Transparency International criticized on Tuesday an aide to President Robert Kocharian for questioning the Berlin-based anti-graft watchdog’s latest global report which suggests that government corruption in Armenia has increased in recent years.
Armenia ranks 88th out of 146 nations that are covered by Transparency International’s 2005 Corruption Perceptions Index (CPI) released last month. The previous survey, released a year ago, put it in 82nd place.
Bagrat Yesayan, who advises Kocharian on anti-corruption initiatives, cast doubt on the credibility of those studies last week, saying that measuring the scale of corrupt practices is a bad idea in the first place. “Corruption is a phenomenon which is impossible to measure, just as it is impossible to measure love and other phenomena,” he said.
In a letter to Yesayan obtained by RFE/RL, Transparency’s director for Europe and Central Asia, Miklos Marschall, insisted that the situation with corruption in Armenia “does not seem to be improving.” “Honest public discourse about the issue is the right answer to our CPI,” he wrote. “The wrong answer is to sweep the issue of corruption under the rug by trying to discredit our index.”
Marschall defended the methodology of Transparency’s rankings which take account of at least three studies conducted by other Western organizations in a particular country. Those studies, he explained, gauge the perceptions of graft existing among local businessmen and experts.
Transparency International believes that their opinions usually reflect the situation on the ground. “While opinions may from time to time differ from reality, in the long run, the perception of knowledgeable experts who “do business” in Armenia comes very close to reality,” said Marschall.
The latest Transparency report came almost two years after the Armenian government publicized a plan of mainly legislative actions that are meant to reduce the scale of bribery, nepotism and other corrupt practices. The government claims to be successfully implementing the program. Yesayan, for example, cited official statistics that show a 15 percent rise in the number of corruption-related crimes identified and solved by the authorities in the first half of 2005. But he refused to identify any of the individuals purportedly punished for corruption.
Meanwhile, the head of the Transparency International office in Yerevan, Amalia Kostanian, dismissed the stated anti-corruption drive as a sham on Monday.
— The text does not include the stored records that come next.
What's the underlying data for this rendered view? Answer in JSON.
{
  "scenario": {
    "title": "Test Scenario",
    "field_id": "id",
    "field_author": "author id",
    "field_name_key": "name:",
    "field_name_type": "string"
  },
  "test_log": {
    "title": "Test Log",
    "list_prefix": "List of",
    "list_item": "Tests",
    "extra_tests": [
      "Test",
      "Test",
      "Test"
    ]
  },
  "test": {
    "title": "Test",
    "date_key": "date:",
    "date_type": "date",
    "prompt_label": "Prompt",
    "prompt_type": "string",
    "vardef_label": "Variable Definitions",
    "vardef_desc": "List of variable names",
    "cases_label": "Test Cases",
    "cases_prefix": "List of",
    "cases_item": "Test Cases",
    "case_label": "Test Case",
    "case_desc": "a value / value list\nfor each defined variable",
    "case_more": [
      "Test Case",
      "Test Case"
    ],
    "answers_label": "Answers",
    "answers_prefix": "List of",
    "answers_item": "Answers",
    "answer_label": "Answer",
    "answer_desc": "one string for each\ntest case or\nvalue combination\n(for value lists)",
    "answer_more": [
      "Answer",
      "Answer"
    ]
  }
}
She also charged that the Armenian authorities are not committed to tackling the problem in earnest.